## What the task requires
Return all the data verbatim but without images.

*** Opening of Provided data ***

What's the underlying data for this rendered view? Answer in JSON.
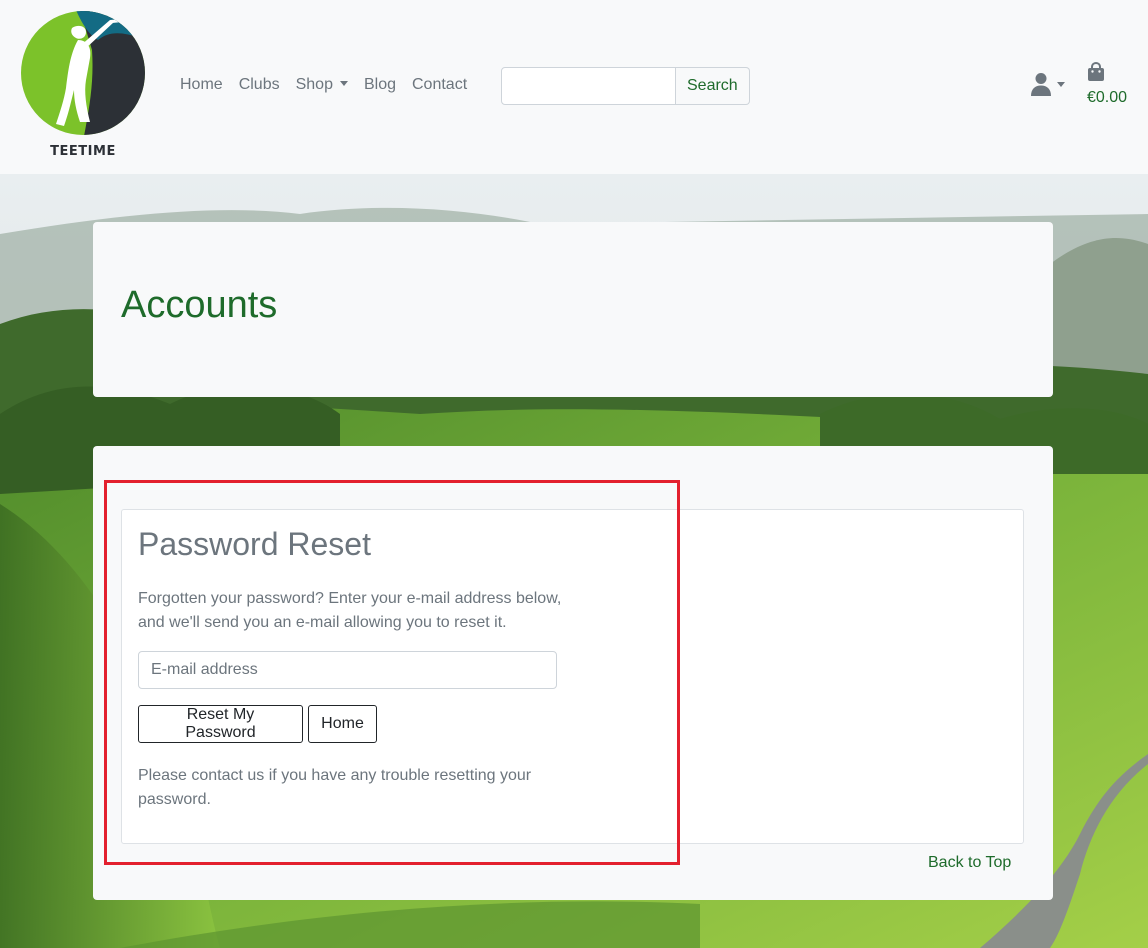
{
  "brand": {
    "logo_text": "TEETIME"
  },
  "nav": {
    "links": [
      "Home",
      "Clubs",
      "Shop",
      "Blog",
      "Contact"
    ]
  },
  "search": {
    "button_label": "Search",
    "placeholder": ""
  },
  "cart": {
    "total": "€0.00"
  },
  "page": {
    "title": "Accounts"
  },
  "password_reset": {
    "heading": "Password Reset",
    "description": "Forgotten your password? Enter your e-mail address below, and we'll send you an e-mail allowing you to reset it.",
    "email_placeholder": "E-mail address",
    "email_value": "",
    "reset_button": "Reset My Password",
    "home_button": "Home",
    "note": "Please contact us if you have any trouble resetting your password."
  },
  "footer": {
    "back_to_top": "Back to Top"
  },
  "colors": {
    "brand_green": "#1e6b2b",
    "highlight_red": "#e3202e",
    "logo_green": "#7cc22a",
    "logo_teal": "#136b84",
    "logo_dark": "#2c3036"
  },
  "icons": [
    "user-icon",
    "shopping-bag-icon",
    "golfer-logo"
  ]
}
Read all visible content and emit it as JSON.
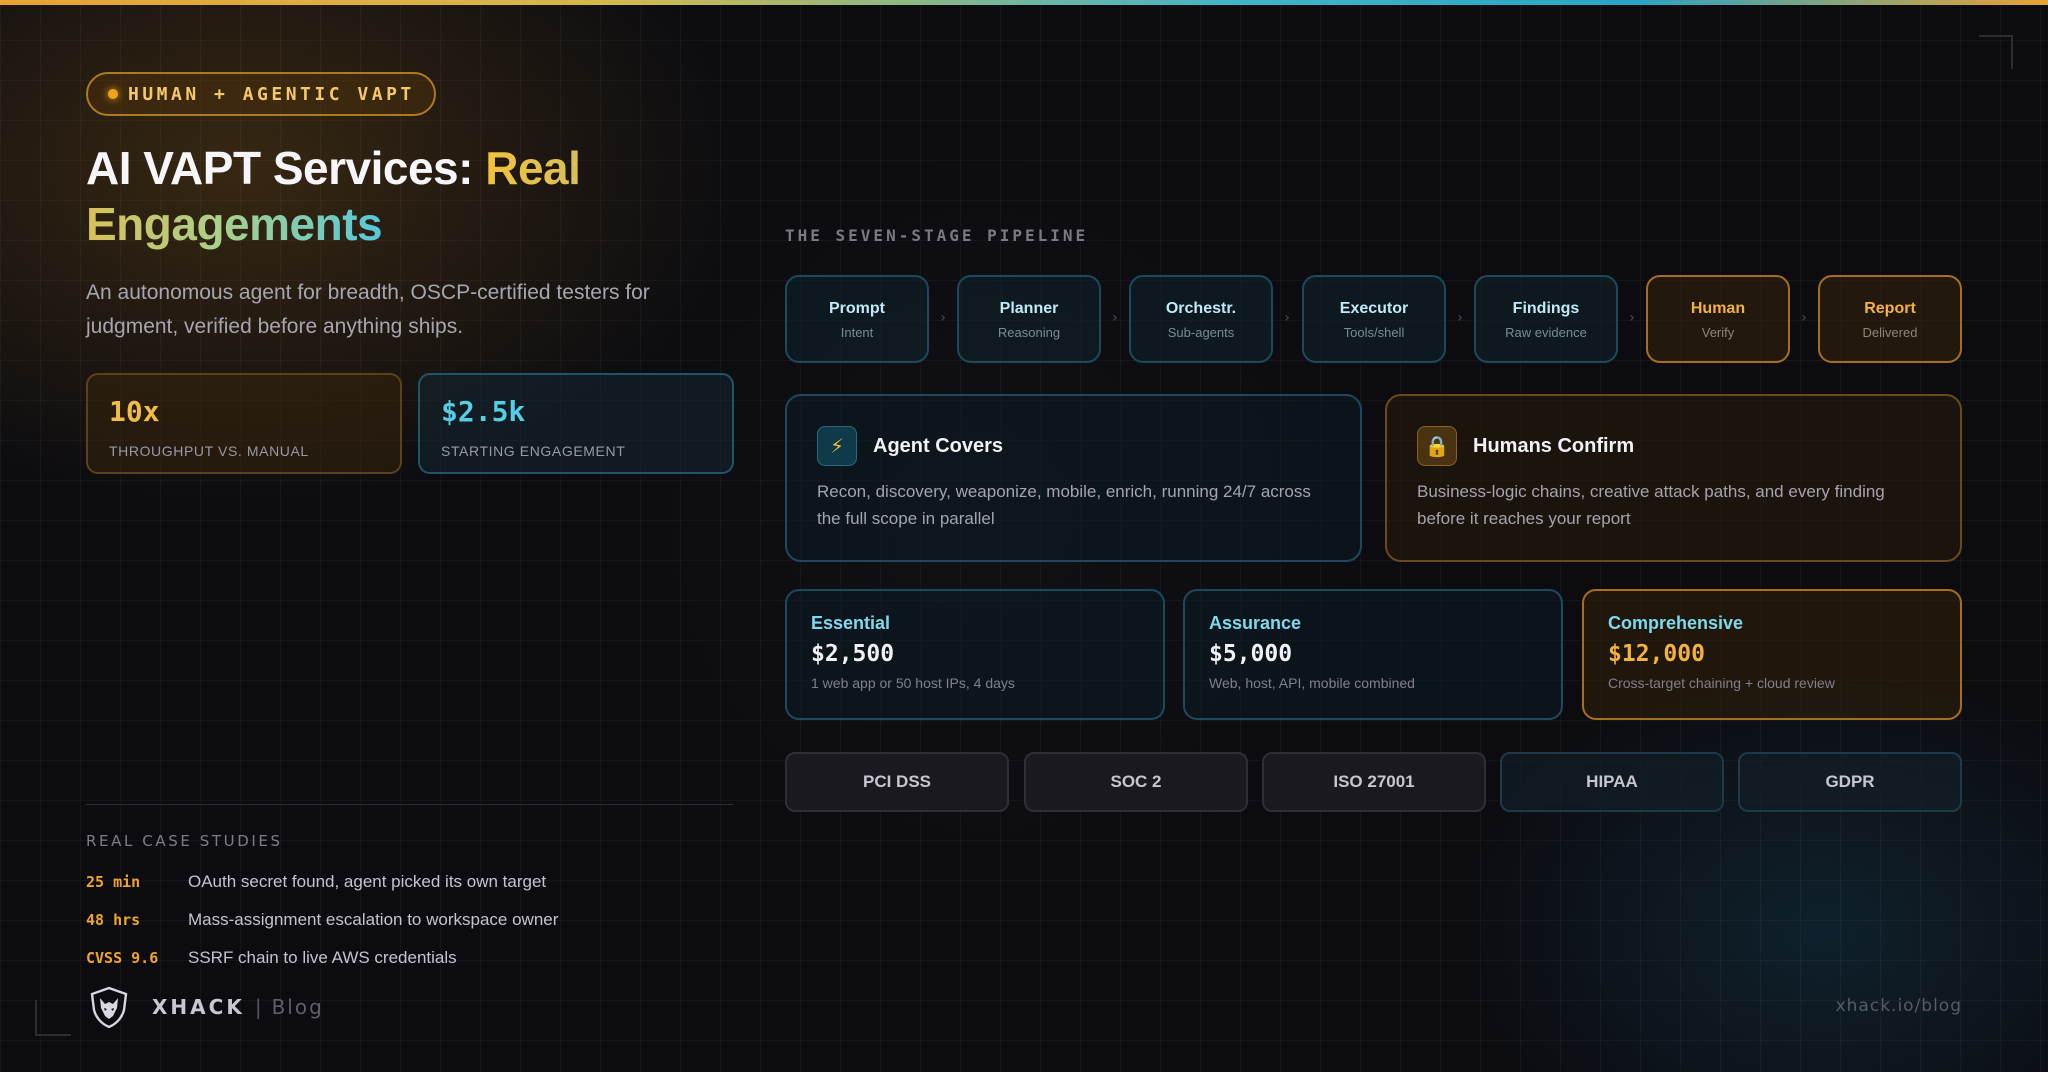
{
  "badge": "HUMAN + AGENTIC VAPT",
  "title": {
    "white": "AI VAPT Services: ",
    "accent1": "Real",
    "accent2": "Engagements"
  },
  "subtitle": "An autonomous agent for breadth, OSCP-certified testers for judgment, verified before anything ships.",
  "stats": [
    {
      "value": "10x",
      "label": "THROUGHPUT VS. MANUAL"
    },
    {
      "value": "$2.5k",
      "label": "STARTING ENGAGEMENT"
    }
  ],
  "cases": {
    "heading": "REAL CASE STUDIES",
    "items": [
      {
        "key": "25 min",
        "text": "OAuth secret found, agent picked its own target"
      },
      {
        "key": "48 hrs",
        "text": "Mass-assignment escalation to workspace owner"
      },
      {
        "key": "CVSS 9.6",
        "text": "SSRF chain to live AWS credentials"
      }
    ]
  },
  "brand": {
    "name": "XHACK",
    "separator": "|",
    "section": "Blog",
    "logo_icon": "wolf-shield-icon"
  },
  "url": "xhack.io/blog",
  "pipeline": {
    "heading": "THE SEVEN-STAGE PIPELINE",
    "arrow": "›",
    "stages": [
      {
        "name": "Prompt",
        "sub": "Intent"
      },
      {
        "name": "Planner",
        "sub": "Reasoning"
      },
      {
        "name": "Orchestr.",
        "sub": "Sub-agents"
      },
      {
        "name": "Executor",
        "sub": "Tools/shell"
      },
      {
        "name": "Findings",
        "sub": "Raw evidence"
      },
      {
        "name": "Human",
        "sub": "Verify"
      },
      {
        "name": "Report",
        "sub": "Delivered"
      }
    ]
  },
  "features": [
    {
      "icon": "lightning-icon",
      "glyph": "⚡",
      "title": "Agent Covers",
      "text": "Recon, discovery, weaponize, mobile, enrich, running 24/7 across the full scope in parallel"
    },
    {
      "icon": "lock-icon",
      "glyph": "🔒",
      "title": "Humans Confirm",
      "text": "Business-logic chains, creative attack paths, and every finding before it reaches your report"
    }
  ],
  "tiers": [
    {
      "name": "Essential",
      "price": "$2,500",
      "desc": "1 web app or 50 host IPs, 4 days"
    },
    {
      "name": "Assurance",
      "price": "$5,000",
      "desc": "Web, host, API, mobile combined"
    },
    {
      "name": "Comprehensive",
      "price": "$12,000",
      "desc": "Cross-target chaining + cloud review"
    }
  ],
  "compliance": [
    "PCI DSS",
    "SOC 2",
    "ISO 27001",
    "HIPAA",
    "GDPR"
  ],
  "colors": {
    "amber": "#f0a526",
    "cyan": "#56cfe6",
    "background": "#0c0c10"
  }
}
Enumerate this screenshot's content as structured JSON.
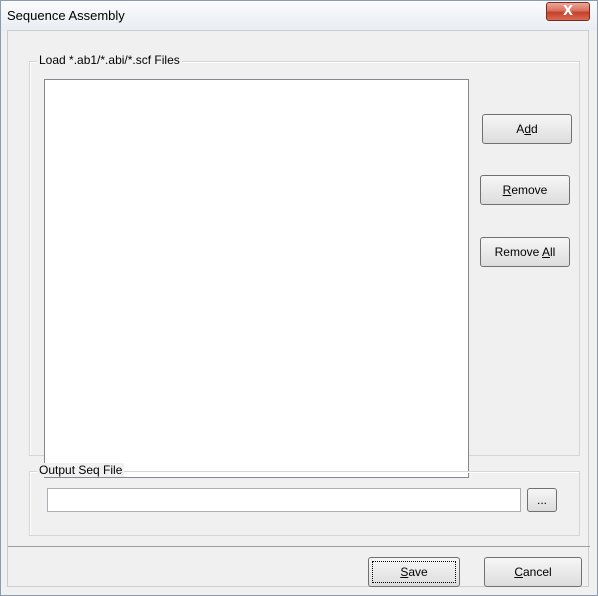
{
  "window": {
    "title": "Sequence Assembly",
    "close_glyph": "X"
  },
  "load_group": {
    "legend": "Load *.ab1/*.abi/*.scf Files",
    "add_label": "A",
    "add_mnemonic": "d",
    "add_rest": "d",
    "remove_mnemonic": "R",
    "remove_rest": "emove",
    "remove_all_prefix": "Remove ",
    "remove_all_mnemonic": "A",
    "remove_all_rest": "ll"
  },
  "output_group": {
    "legend": "Output Seq File",
    "value": "",
    "browse_label": "..."
  },
  "footer": {
    "save_mnemonic": "S",
    "save_rest": "ave",
    "cancel_mnemonic": "C",
    "cancel_rest": "ancel"
  }
}
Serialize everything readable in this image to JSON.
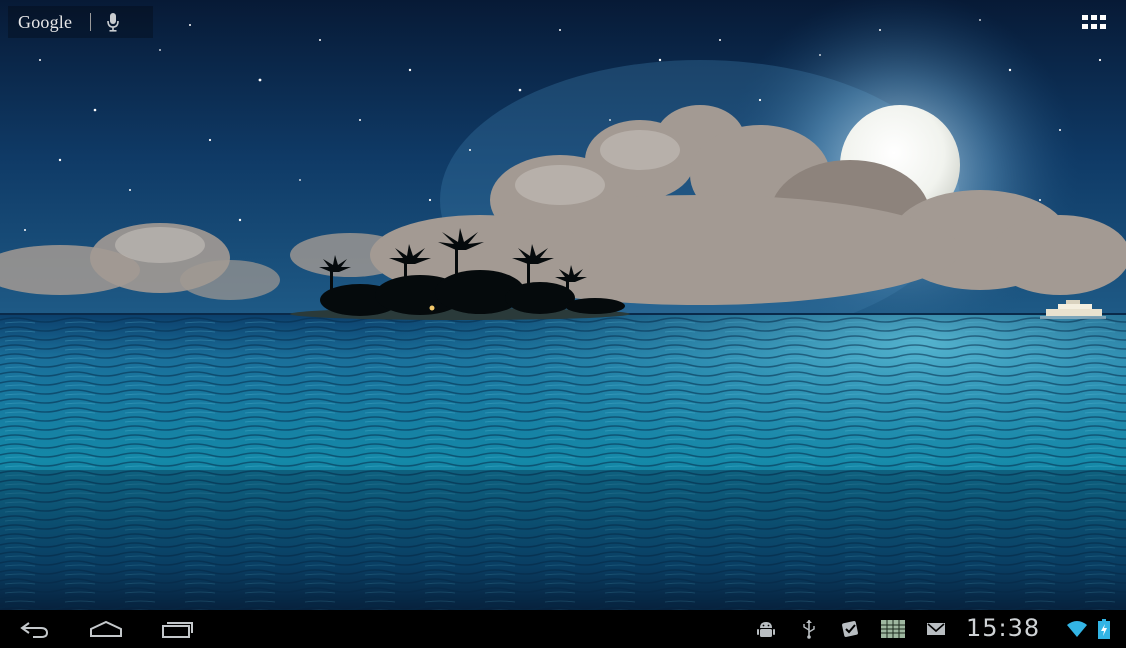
{
  "search": {
    "brand": "Google"
  },
  "icons": {
    "mic": "microphone-icon",
    "apps": "all-apps-grid-icon",
    "back": "back-arrow-icon",
    "home": "home-icon",
    "recents": "recent-apps-icon",
    "android_debug": "android-debug-icon",
    "usb": "usb-icon",
    "download_complete": "download-done-icon",
    "screenshot": "screenshot-icon",
    "gmail": "gmail-icon",
    "wifi": "wifi-icon",
    "battery": "battery-charging-icon"
  },
  "status_bar": {
    "time": "15:38"
  },
  "colors": {
    "status_icon": "#b9bec2",
    "wifi": "#33b5e5",
    "battery": "#33b5e5"
  }
}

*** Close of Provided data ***

## Reply
What's the underlying data for this rendered view? Answer in JSON.
{
  "brand": {
    "logo_text": "TEETIME"
  },
  "nav": {
    "links": [
      "Home",
      "Clubs",
      "Shop",
      "Blog",
      "Contact"
    ]
  },
  "search": {
    "button_label": "Search",
    "placeholder": ""
  },
  "cart": {
    "total": "€0.00"
  },
  "page": {
    "title": "Accounts"
  },
  "password_reset": {
    "heading": "Password Reset",
    "description": "Forgotten your password? Enter your e-mail address below, and we'll send you an e-mail allowing you to reset it.",
    "email_placeholder": "E-mail address",
    "email_value": "",
    "reset_button": "Reset My Password",
    "home_button": "Home",
    "note": "Please contact us if you have any trouble resetting your password."
  },
  "footer": {
    "back_to_top": "Back to Top"
  },
  "colors": {
    "brand_green": "#1e6b2b",
    "highlight_red": "#e3202e",
    "logo_green": "#7cc22a",
    "logo_teal": "#136b84",
    "logo_dark": "#2c3036"
  },
  "icons": [
    "user-icon",
    "shopping-bag-icon",
    "golfer-logo"
  ]
}
Read all visible content and emit it as JSON.
{
  "badge": "HUMAN + AGENTIC VAPT",
  "title": {
    "white": "AI VAPT Services: ",
    "accent1": "Real",
    "accent2": "Engagements"
  },
  "subtitle": "An autonomous agent for breadth, OSCP-certified testers for judgment, verified before anything ships.",
  "stats": [
    {
      "value": "10x",
      "label": "THROUGHPUT VS. MANUAL"
    },
    {
      "value": "$2.5k",
      "label": "STARTING ENGAGEMENT"
    }
  ],
  "cases": {
    "heading": "REAL CASE STUDIES",
    "items": [
      {
        "key": "25 min",
        "text": "OAuth secret found, agent picked its own target"
      },
      {
        "key": "48 hrs",
        "text": "Mass-assignment escalation to workspace owner"
      },
      {
        "key": "CVSS 9.6",
        "text": "SSRF chain to live AWS credentials"
      }
    ]
  },
  "brand": {
    "name": "XHACK",
    "separator": "|",
    "section": "Blog",
    "logo_icon": "wolf-shield-icon"
  },
  "url": "xhack.io/blog",
  "pipeline": {
    "heading": "THE SEVEN-STAGE PIPELINE",
    "arrow": "›",
    "stages": [
      {
        "name": "Prompt",
        "sub": "Intent"
      },
      {
        "name": "Planner",
        "sub": "Reasoning"
      },
      {
        "name": "Orchestr.",
        "sub": "Sub-agents"
      },
      {
        "name": "Executor",
        "sub": "Tools/shell"
      },
      {
        "name": "Findings",
        "sub": "Raw evidence"
      },
      {
        "name": "Human",
        "sub": "Verify"
      },
      {
        "name": "Report",
        "sub": "Delivered"
      }
    ]
  },
  "features": [
    {
      "icon": "lightning-icon",
      "glyph": "⚡",
      "title": "Agent Covers",
      "text": "Recon, discovery, weaponize, mobile, enrich, running 24/7 across the full scope in parallel"
    },
    {
      "icon": "lock-icon",
      "glyph": "🔒",
      "title": "Humans Confirm",
      "text": "Business-logic chains, creative attack paths, and every finding before it reaches your report"
    }
  ],
  "tiers": [
    {
      "name": "Essential",
      "price": "$2,500",
      "desc": "1 web app or 50 host IPs, 4 days"
    },
    {
      "name": "Assurance",
      "price": "$5,000",
      "desc": "Web, host, API, mobile combined"
    },
    {
      "name": "Comprehensive",
      "price": "$12,000",
      "desc": "Cross-target chaining + cloud review"
    }
  ],
  "compliance": [
    "PCI DSS",
    "SOC 2",
    "ISO 27001",
    "HIPAA",
    "GDPR"
  ],
  "colors": {
    "amber": "#f0a526",
    "cyan": "#56cfe6",
    "background": "#0c0c10"
  }
}
Enumerate this screenshot's content as structured JSON.
{
  "window": {
    "title": "Sequence Assembly",
    "close_glyph": "X"
  },
  "load_group": {
    "legend": "Load *.ab1/*.abi/*.scf Files",
    "add_label": "A",
    "add_mnemonic": "d",
    "add_rest": "d",
    "remove_mnemonic": "R",
    "remove_rest": "emove",
    "remove_all_prefix": "Remove ",
    "remove_all_mnemonic": "A",
    "remove_all_rest": "ll"
  },
  "output_group": {
    "legend": "Output Seq File",
    "value": "",
    "browse_label": "..."
  },
  "footer": {
    "save_mnemonic": "S",
    "save_rest": "ave",
    "cancel_mnemonic": "C",
    "cancel_rest": "ancel"
  }
}
Serialize everything readable in this image to JSON.
{
  "search": {
    "brand": "Google"
  },
  "icons": {
    "mic": "microphone-icon",
    "apps": "all-apps-grid-icon",
    "back": "back-arrow-icon",
    "home": "home-icon",
    "recents": "recent-apps-icon",
    "android_debug": "android-debug-icon",
    "usb": "usb-icon",
    "download_complete": "download-done-icon",
    "screenshot": "screenshot-icon",
    "gmail": "gmail-icon",
    "wifi": "wifi-icon",
    "battery": "battery-charging-icon"
  },
  "status_bar": {
    "time": "15:38"
  },
  "colors": {
    "status_icon": "#b9bec2",
    "wifi": "#33b5e5",
    "battery": "#33b5e5"
  }
}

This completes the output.